TASK DIRECTIONS
Take each line of the records below that contains the string "legend" and copy it.

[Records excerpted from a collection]
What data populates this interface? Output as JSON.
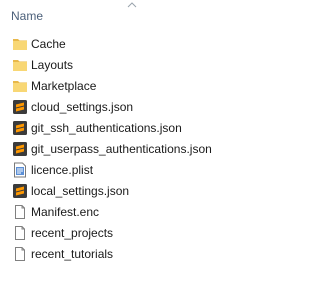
{
  "header": {
    "column_label": "Name",
    "sort_icon": "chevron-up-icon"
  },
  "files": [
    {
      "name": "Cache",
      "icon": "folder-icon"
    },
    {
      "name": "Layouts",
      "icon": "folder-icon"
    },
    {
      "name": "Marketplace",
      "icon": "folder-icon"
    },
    {
      "name": "cloud_settings.json",
      "icon": "sublime-file-icon"
    },
    {
      "name": "git_ssh_authentications.json",
      "icon": "sublime-file-icon"
    },
    {
      "name": "git_userpass_authentications.json",
      "icon": "sublime-file-icon"
    },
    {
      "name": "licence.plist",
      "icon": "plist-file-icon"
    },
    {
      "name": "local_settings.json",
      "icon": "sublime-file-icon"
    },
    {
      "name": "Manifest.enc",
      "icon": "blank-file-icon"
    },
    {
      "name": "recent_projects",
      "icon": "blank-file-icon"
    },
    {
      "name": "recent_tutorials",
      "icon": "blank-file-icon"
    }
  ],
  "colors": {
    "folder": "#f8d775",
    "folder_tab": "#e8b84a",
    "sublime_bg": "#3b3b3b",
    "sublime_accent": "#ff9800",
    "header_text": "#4c607a"
  }
}
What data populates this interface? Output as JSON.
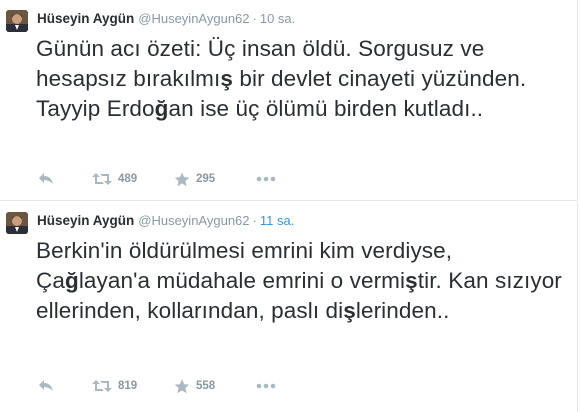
{
  "tweets": [
    {
      "fullname": "Hüseyin Aygün",
      "username": "@HuseyinAygun62",
      "separator": "·",
      "time": "10 sa.",
      "text_parts": [
        "Günün acı özeti: Üç insan öldü. Sorgusuz ve hesapsız bırakılmı",
        "ş",
        " bir devlet cinayeti yüzünden. Tayyip Erdo",
        "ğ",
        "an ise üç ölümü birden kutladı.."
      ],
      "retweets": "489",
      "favorites": "295"
    },
    {
      "fullname": "Hüseyin Aygün",
      "username": "@HuseyinAygun62",
      "separator": "·",
      "time": "11 sa.",
      "text_parts": [
        "Berkin'in öldürülmesi emrini kim verdiyse, Ça",
        "ğ",
        "layan'a müdahale emrini o vermi",
        "ş",
        "tir. Kan sızıyor ellerinden, kollarından, paslı di",
        "ş",
        "lerinden.."
      ],
      "retweets": "819",
      "favorites": "558"
    }
  ],
  "icons": {
    "reply": "reply-icon",
    "retweet": "retweet-icon",
    "favorite": "star-icon",
    "more": "more-icon"
  },
  "colors": {
    "text": "#292f33",
    "muted": "#8899a6",
    "link": "#3b94d9",
    "border": "#e1e8ed"
  }
}
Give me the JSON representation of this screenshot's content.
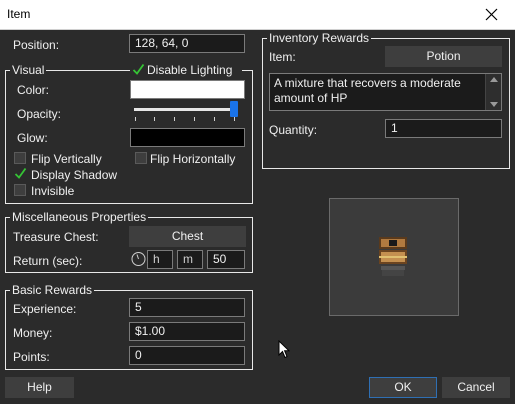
{
  "window": {
    "title": "Item"
  },
  "position": {
    "label": "Position:",
    "value": "128, 64, 0"
  },
  "visual": {
    "legend": "Visual",
    "disable_lighting": {
      "label": "Disable Lighting",
      "checked": true
    },
    "color_label": "Color:",
    "color_value": "#ffffff",
    "opacity_label": "Opacity:",
    "opacity_value": 1.0,
    "glow_label": "Glow:",
    "glow_value": "#000000",
    "flip_vertically": {
      "label": "Flip Vertically",
      "checked": false
    },
    "flip_horizontally": {
      "label": "Flip Horizontally",
      "checked": false
    },
    "display_shadow": {
      "label": "Display Shadow",
      "checked": true
    },
    "invisible": {
      "label": "Invisible",
      "checked": false
    }
  },
  "misc": {
    "legend": "Miscellaneous Properties",
    "treasure_chest_label": "Treasure Chest:",
    "treasure_chest_value": "Chest",
    "return_label": "Return (sec):",
    "return_h_placeholder": "h",
    "return_m_placeholder": "m",
    "return_s_value": "50"
  },
  "basic_rewards": {
    "legend": "Basic Rewards",
    "experience_label": "Experience:",
    "experience_value": "5",
    "money_label": "Money:",
    "money_value": "$1.00",
    "points_label": "Points:",
    "points_value": "0"
  },
  "inventory_rewards": {
    "legend": "Inventory Rewards",
    "item_label": "Item:",
    "item_value": "Potion",
    "description": "A mixture that recovers a moderate amount of HP",
    "quantity_label": "Quantity:",
    "quantity_value": "1"
  },
  "buttons": {
    "help": "Help",
    "ok": "OK",
    "cancel": "Cancel"
  },
  "colors": {
    "background": "#2b2b2b",
    "accent": "#1a73e8",
    "focus_border": "#2f6fb3"
  }
}
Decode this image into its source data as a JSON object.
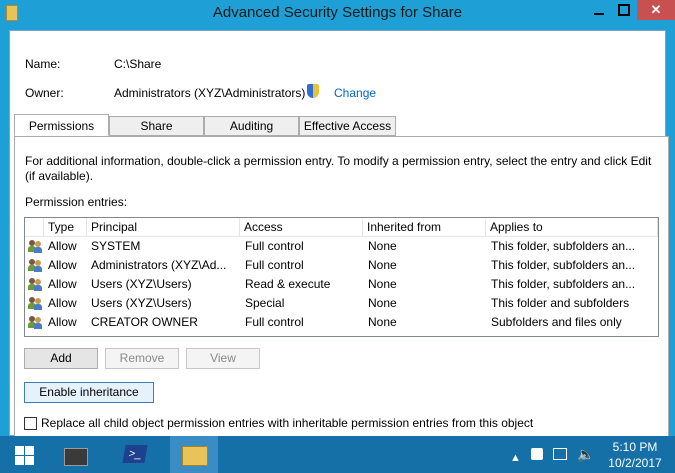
{
  "window": {
    "title": "Advanced Security Settings for Share"
  },
  "info": {
    "name_label": "Name:",
    "name_value": "C:\\Share",
    "owner_label": "Owner:",
    "owner_value": "Administrators (XYZ\\Administrators)",
    "change_link": "Change"
  },
  "tabs": [
    {
      "label": "Permissions",
      "active": true
    },
    {
      "label": "Share"
    },
    {
      "label": "Auditing"
    },
    {
      "label": "Effective Access"
    }
  ],
  "permissions": {
    "instructions_line1": "For additional information, double-click a permission entry. To modify a permission entry, select the entry and click Edit",
    "instructions_line2": "(if available).",
    "entries_label": "Permission entries:",
    "columns": [
      "Type",
      "Principal",
      "Access",
      "Inherited from",
      "Applies to"
    ],
    "rows": [
      {
        "type": "Allow",
        "principal": "SYSTEM",
        "access": "Full control",
        "inherited": "None",
        "applies": "This folder, subfolders an..."
      },
      {
        "type": "Allow",
        "principal": "Administrators (XYZ\\Ad...",
        "access": "Full control",
        "inherited": "None",
        "applies": "This folder, subfolders an..."
      },
      {
        "type": "Allow",
        "principal": "Users (XYZ\\Users)",
        "access": "Read & execute",
        "inherited": "None",
        "applies": "This folder, subfolders an..."
      },
      {
        "type": "Allow",
        "principal": "Users (XYZ\\Users)",
        "access": "Special",
        "inherited": "None",
        "applies": "This folder and subfolders"
      },
      {
        "type": "Allow",
        "principal": "CREATOR OWNER",
        "access": "Full control",
        "inherited": "None",
        "applies": "Subfolders and files only"
      }
    ],
    "add_button": "Add",
    "remove_button": "Remove",
    "view_button": "View",
    "enable_inheritance_button": "Enable inheritance",
    "replace_checkbox_label": "Replace all child object permission entries with inheritable permission entries from this object"
  },
  "taskbar": {
    "time": "5:10 PM",
    "date": "10/2/2017"
  }
}
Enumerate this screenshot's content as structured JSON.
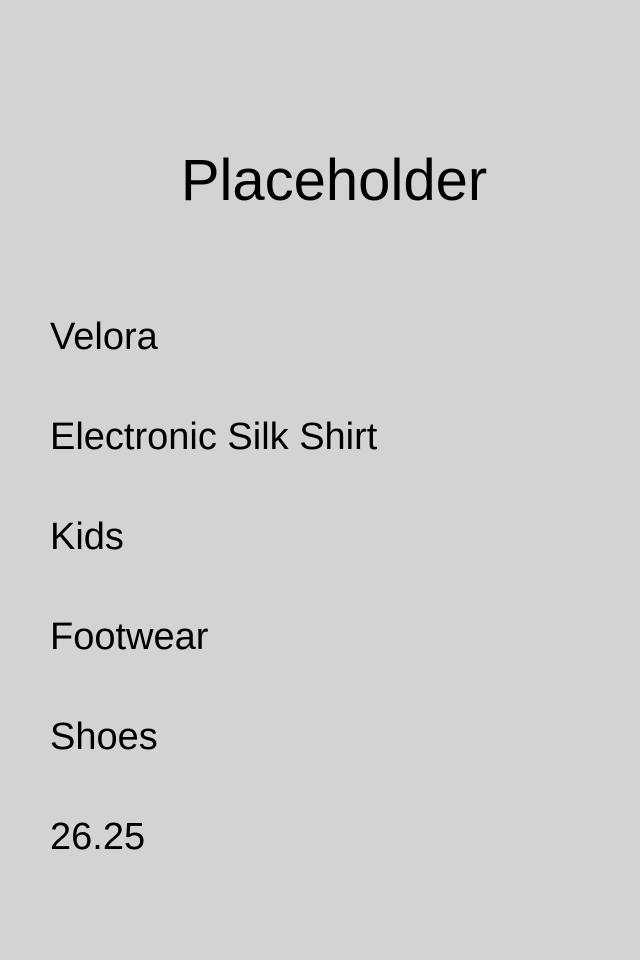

OUTPUT BELOW
    "legend": "Visual",
    "legend": "Miscellaneous Properties",
    "legend": "Basic Rewards",
    "legend": "Inventory Rewards",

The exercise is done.